Massachusetts still hasn’t set aside enough money for the next recession, despite nine years of steady economic growth.
Independent analyses from Moody’s Analytics and S&P Global recently reached the same conclusion: Without additional savings, Massachusetts will struggle to fill the budgetary hole that even a moderate recession would create, leaving us vulnerable to a change in the economic winds.
The state government did make a real leap forward in 2018, adding roughly $475 million to the rainy day fund after five years during which the account stayed relatively flat or even shrank. That brings the total savings to $1.8 billion, or enough to fund state government for about two weeks.
But two weeks’ worth of ready money probably isn’t enough. Moody’s estimates that to sail smoothly through a moderate recession, states should be prepared to cover nearly six weeks’ worth of spending.
And while there’s some disagreement about whether that rule of thumb is realistic, Massachusetts’ piggy bank looks anemic, even when measured against its own past practice. Before the recessions of 2001 and 2007, the state had nearly four weeks of savings on hand.
Refilling our coffers the next time around won’t be easy.

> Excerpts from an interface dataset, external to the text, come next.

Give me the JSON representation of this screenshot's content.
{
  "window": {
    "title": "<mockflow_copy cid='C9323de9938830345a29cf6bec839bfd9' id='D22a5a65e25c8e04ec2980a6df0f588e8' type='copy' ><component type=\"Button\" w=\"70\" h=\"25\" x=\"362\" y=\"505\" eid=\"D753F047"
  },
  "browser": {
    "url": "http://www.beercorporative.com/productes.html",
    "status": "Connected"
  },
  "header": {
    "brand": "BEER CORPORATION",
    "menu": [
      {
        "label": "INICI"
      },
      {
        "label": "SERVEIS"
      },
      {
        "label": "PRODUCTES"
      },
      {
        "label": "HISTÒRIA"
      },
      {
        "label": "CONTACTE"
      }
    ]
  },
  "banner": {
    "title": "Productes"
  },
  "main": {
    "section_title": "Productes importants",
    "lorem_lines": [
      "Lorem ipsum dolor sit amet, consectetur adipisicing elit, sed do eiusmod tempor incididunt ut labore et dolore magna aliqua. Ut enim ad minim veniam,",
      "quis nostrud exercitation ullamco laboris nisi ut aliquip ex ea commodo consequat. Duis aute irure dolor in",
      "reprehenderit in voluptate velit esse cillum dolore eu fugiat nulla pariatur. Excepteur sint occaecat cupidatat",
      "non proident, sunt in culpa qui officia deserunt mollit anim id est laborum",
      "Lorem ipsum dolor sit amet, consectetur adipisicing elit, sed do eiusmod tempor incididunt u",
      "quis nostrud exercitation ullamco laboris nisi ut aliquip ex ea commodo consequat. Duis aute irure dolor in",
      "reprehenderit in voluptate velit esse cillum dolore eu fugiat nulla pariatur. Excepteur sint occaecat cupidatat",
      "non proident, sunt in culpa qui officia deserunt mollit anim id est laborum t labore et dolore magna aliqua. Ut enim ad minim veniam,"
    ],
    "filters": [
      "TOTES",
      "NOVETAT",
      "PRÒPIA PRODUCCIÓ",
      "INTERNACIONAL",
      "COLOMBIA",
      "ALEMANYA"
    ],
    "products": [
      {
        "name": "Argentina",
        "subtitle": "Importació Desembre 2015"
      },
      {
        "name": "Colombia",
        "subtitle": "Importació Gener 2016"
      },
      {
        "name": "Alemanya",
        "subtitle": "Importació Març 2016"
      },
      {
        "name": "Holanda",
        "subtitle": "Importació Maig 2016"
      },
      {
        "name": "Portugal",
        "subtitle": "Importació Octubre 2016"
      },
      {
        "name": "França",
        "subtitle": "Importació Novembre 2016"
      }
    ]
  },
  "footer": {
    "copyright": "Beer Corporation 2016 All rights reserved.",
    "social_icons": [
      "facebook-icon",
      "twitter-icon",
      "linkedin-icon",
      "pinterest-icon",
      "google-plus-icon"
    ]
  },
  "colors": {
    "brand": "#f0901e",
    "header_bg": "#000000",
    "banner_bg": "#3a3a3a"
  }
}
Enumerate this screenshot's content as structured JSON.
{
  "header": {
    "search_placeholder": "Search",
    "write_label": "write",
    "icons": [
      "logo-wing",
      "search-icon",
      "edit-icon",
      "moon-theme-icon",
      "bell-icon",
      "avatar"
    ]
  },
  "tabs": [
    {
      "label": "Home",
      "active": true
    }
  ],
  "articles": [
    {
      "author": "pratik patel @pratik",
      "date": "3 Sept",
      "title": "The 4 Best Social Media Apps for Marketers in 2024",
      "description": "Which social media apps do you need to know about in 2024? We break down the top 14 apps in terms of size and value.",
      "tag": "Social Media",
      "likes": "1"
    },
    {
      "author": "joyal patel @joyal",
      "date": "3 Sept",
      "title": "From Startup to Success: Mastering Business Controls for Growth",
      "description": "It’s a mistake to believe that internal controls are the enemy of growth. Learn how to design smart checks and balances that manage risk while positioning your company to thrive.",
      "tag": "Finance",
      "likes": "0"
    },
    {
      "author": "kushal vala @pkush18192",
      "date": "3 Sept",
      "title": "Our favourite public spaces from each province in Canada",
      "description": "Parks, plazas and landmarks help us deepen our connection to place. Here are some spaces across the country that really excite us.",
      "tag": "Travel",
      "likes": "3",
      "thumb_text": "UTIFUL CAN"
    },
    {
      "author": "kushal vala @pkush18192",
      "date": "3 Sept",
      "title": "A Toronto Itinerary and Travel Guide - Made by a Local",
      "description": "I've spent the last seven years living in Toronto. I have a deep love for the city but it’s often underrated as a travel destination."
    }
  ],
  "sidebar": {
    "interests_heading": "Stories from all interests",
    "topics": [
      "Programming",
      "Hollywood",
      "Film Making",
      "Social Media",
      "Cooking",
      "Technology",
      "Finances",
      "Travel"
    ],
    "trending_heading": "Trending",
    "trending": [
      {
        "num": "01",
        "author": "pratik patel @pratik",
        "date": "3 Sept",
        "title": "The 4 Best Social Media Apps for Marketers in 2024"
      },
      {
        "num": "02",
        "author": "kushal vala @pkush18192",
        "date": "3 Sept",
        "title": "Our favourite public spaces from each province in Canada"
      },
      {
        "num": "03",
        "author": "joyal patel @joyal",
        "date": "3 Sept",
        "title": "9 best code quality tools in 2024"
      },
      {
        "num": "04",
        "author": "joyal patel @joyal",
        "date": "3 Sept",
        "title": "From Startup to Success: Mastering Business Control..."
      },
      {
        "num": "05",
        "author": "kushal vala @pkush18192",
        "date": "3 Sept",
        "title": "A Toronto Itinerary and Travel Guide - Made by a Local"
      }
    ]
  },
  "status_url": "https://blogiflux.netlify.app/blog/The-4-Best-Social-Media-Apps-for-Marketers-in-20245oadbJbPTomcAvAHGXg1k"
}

This year’s big deposit was partly a fluke, made possible by the fact that President Trump’s tax cuts created some one-time incentives for people to prepay their taxes and sell assets. That boosted revenue here in Massachusetts, but only temporarily.
Also, US economic growth seems to be cresting, with high GDP numbers expected to fall back to earth in the coming quarters. Slackening growth will mean less surplus revenue to feed the rainy day fund.
Then there’s the final problem: Even if the state does see further revenue growth, the additional money may end up in the pockets of taxpayers. Massachusetts law includes a provision to automatically cut taxes when economic times are good, which is why the income tax rate has fallen from 5.3 percent to 5.1 percent since 2011, and may drop again to 5.05 next January.
If coffers were truly overflowing, the idea of returning tax dollars to taxpayers might make sense. But real surpluses have been rare, and these continual cuts to the income tax rate are a big reason the state has struggled to set money aside.
Taken together, these factors all seem to reduce the likelihood that Massachusetts will be able to replenish its savings anytime soon.
Which could really come back to bite us.
Rainy day funds are vital because states can’t just run deficits in bad times, the way the federal government can. Massachusetts is obliged to balance its budget by the end of every year, whether through tax hikes, spending cuts, or accounting gimmicks.
And that’s hard — sometimes nearly impossible —
because recessions hit state budgets on both sides. Not only does spending jump, as more and more jobless residents apply for things like state-supported health insurance and unemployment support, but tax revenues drop, because people who earn less end up owing less in income taxes. (They also make fewer discretionary purchases, which affects sales tax revenue.)
Moody’s estimates that a moderate recession would blow a $2.9 billion hole in the Massachusetts state budget, via a combination of $500 million in additional Medicaid spending and $2.4 billion of lost revenue.
And don’t look now, but a big recession like the financial crisis of 2007-2009 would leave the state $5.2 billion short.
Unlike last time, it’s not clear the federal government is ready to ride to the rescue.
During the most recent financial crisis, Massachusetts got billions in federal assistance to help maintain core programs in areas like health care, education, and infrastructure. But that aid package was marred by controversy, because it drove up the federal deficit.
And with red ink reaching record levels in Washington, today’s politicians may not have the stomach for another costly bailout, even if the states needed it desperately.
And that could leave Massachusetts in a potentially dire situation: with rising spending, shrinking tax revenue, insufficient savings, and little hope of federal aid.
We are not alone. Both Moody’s and S&P Global found dozens of states that are short on the necessary reserves. But that’s no consolation. It just means there’ll be more states competing for a limited pot of federal aid, if and when the economy goes south.
Evan Horowitz digs through data to find information that illuminates the policy issues facing Massachusetts and the nation. He can be reached at firstname.lastname@example.org. Follow him on Twitter @GlobeHorowitzy.